When it comes to the topic of powerful handguns, it is hard not to think of the classic .44 Mag. Smith & Wesson Model 29 wielded by Clint Eastwood as “Dirty Harry.” And, while his famous line, “… This is a .44 Magnum, the most powerful handgun in the world … “ may have been debatable, the current crop of magnum and big-bore handgun cartridges available today has opened up a whole new world of possibilities for those who want as much power as possible from their handguns. In addition, some innovative companies have taken handgun designs and adapted them to harness the power of traditional rifle cartridges.

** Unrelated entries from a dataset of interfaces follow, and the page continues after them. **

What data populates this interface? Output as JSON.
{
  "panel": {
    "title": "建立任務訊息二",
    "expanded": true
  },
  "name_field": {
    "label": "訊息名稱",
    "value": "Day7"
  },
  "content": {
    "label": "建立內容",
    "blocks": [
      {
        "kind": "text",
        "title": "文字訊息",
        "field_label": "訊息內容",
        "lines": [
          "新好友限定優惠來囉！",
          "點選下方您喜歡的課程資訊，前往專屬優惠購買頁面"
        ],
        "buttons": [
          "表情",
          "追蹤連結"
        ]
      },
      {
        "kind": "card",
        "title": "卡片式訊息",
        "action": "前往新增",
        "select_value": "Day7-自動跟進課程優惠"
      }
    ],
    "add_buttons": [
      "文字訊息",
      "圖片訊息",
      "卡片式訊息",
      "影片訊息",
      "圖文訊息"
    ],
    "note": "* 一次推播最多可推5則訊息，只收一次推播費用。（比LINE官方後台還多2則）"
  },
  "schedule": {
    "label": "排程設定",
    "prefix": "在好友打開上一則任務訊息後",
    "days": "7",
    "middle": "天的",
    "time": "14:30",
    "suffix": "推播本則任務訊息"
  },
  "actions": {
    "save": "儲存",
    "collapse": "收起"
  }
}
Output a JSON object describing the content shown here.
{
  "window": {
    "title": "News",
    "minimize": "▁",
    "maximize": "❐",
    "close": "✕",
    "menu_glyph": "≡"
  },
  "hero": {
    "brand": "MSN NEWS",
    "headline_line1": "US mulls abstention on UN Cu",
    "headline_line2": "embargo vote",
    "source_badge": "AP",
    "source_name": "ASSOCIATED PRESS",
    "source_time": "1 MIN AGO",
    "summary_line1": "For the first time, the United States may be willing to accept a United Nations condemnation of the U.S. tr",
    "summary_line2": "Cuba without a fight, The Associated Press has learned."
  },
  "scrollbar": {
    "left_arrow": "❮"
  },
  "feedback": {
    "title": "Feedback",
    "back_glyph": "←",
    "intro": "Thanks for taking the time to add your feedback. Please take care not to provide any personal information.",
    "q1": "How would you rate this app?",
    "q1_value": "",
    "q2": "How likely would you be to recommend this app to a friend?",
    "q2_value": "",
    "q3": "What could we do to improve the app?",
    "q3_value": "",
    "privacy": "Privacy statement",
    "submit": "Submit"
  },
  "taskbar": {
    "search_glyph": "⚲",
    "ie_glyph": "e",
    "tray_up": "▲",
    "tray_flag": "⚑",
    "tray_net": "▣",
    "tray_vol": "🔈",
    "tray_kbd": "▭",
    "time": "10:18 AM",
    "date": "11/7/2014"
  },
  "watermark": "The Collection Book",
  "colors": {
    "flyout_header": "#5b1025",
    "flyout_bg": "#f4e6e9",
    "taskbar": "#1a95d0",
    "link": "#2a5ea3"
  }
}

Colt Walker, introduced in 1847, was the first revolver of military significance. Sometimes called a “cavalry 4-pounder,” it was a large .44 caliber percussion revolver with loaded weight actually approaching five pounds. It held six 140-grain round balls and achieved velocities of 800 to 1,200 feet per second, depending on how much the user wanted to push his luck with heavy loads. Thanks to its heft, the revolver actually had modest felt recoil and could be safely fired one-handed–provided the user was strong enough to aim something as heavy as a modern AR15 pistol.